*RECORDS SUPPLIED*:
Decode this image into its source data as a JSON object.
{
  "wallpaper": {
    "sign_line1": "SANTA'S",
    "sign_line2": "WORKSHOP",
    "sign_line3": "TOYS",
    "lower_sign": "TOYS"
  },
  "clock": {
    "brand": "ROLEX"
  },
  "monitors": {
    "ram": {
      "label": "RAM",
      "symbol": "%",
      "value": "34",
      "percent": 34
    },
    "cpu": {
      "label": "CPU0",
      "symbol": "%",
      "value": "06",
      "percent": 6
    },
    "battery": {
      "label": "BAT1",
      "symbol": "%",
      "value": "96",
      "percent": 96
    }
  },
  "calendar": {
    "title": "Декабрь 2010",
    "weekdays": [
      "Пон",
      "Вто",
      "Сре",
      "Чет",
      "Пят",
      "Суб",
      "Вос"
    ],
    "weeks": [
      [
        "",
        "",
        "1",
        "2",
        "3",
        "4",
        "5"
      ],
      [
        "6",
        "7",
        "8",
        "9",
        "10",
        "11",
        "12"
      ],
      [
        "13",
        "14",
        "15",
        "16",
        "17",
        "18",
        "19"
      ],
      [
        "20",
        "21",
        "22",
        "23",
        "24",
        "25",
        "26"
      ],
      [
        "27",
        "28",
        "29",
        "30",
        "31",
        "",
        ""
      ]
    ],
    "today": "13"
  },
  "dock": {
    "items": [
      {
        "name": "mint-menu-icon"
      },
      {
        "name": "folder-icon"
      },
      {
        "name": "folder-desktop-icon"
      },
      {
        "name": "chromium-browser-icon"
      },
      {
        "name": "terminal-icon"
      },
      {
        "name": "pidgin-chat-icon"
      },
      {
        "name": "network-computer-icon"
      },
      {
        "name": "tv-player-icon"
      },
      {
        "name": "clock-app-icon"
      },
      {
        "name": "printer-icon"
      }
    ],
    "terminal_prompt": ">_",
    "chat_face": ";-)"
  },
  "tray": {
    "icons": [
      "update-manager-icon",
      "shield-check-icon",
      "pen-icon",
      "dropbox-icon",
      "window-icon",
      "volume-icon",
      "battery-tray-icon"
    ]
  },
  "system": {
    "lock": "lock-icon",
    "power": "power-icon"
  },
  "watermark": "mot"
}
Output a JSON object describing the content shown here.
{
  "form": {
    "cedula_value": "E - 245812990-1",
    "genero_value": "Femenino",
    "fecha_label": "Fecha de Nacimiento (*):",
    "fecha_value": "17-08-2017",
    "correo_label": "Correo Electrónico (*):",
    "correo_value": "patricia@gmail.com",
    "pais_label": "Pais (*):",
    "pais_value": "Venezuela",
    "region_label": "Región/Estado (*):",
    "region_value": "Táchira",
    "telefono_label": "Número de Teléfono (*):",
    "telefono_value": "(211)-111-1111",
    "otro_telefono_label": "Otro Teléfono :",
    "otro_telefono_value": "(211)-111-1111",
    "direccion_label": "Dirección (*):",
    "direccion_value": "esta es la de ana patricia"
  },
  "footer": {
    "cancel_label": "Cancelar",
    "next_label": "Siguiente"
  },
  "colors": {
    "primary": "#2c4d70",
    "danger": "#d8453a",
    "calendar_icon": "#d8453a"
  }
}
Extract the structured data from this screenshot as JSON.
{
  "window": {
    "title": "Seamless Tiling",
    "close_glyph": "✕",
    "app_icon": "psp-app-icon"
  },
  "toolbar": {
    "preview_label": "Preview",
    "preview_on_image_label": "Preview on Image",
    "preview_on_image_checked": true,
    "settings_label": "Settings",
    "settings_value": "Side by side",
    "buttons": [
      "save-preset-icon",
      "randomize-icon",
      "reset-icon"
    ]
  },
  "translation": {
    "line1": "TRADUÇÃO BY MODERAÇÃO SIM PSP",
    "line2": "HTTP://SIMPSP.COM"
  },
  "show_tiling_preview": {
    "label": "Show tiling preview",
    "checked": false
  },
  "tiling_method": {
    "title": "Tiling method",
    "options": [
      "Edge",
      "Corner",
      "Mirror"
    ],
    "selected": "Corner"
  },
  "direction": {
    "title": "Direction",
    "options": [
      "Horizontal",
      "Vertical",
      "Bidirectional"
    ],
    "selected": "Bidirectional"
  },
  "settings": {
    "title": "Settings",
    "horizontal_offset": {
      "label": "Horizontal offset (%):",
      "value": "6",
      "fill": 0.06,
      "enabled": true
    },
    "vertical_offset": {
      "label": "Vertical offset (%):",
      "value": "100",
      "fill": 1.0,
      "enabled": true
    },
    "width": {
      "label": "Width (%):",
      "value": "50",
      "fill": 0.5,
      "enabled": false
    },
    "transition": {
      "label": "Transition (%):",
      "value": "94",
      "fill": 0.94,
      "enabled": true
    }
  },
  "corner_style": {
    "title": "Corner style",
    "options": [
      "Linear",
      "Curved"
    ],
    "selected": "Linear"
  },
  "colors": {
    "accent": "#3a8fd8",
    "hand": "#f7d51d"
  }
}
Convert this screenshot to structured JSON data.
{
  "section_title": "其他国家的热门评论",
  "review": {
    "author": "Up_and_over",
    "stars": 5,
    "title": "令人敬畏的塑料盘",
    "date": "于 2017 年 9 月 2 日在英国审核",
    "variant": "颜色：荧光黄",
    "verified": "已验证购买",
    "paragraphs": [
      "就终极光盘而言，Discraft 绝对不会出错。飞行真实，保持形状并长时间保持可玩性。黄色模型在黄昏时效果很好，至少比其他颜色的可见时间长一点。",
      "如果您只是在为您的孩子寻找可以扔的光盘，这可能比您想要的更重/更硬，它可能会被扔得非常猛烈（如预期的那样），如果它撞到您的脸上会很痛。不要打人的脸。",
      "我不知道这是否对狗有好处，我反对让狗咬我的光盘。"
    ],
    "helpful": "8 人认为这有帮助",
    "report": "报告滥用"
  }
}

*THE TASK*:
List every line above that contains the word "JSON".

*ANSWER TO THIS EXERCISE*:
Decode this image into its source data as a JSON object.
Output a JSON object describing the content shown here.
Extract the structured data from this screenshot as JSON.
Convert this screenshot to structured JSON data.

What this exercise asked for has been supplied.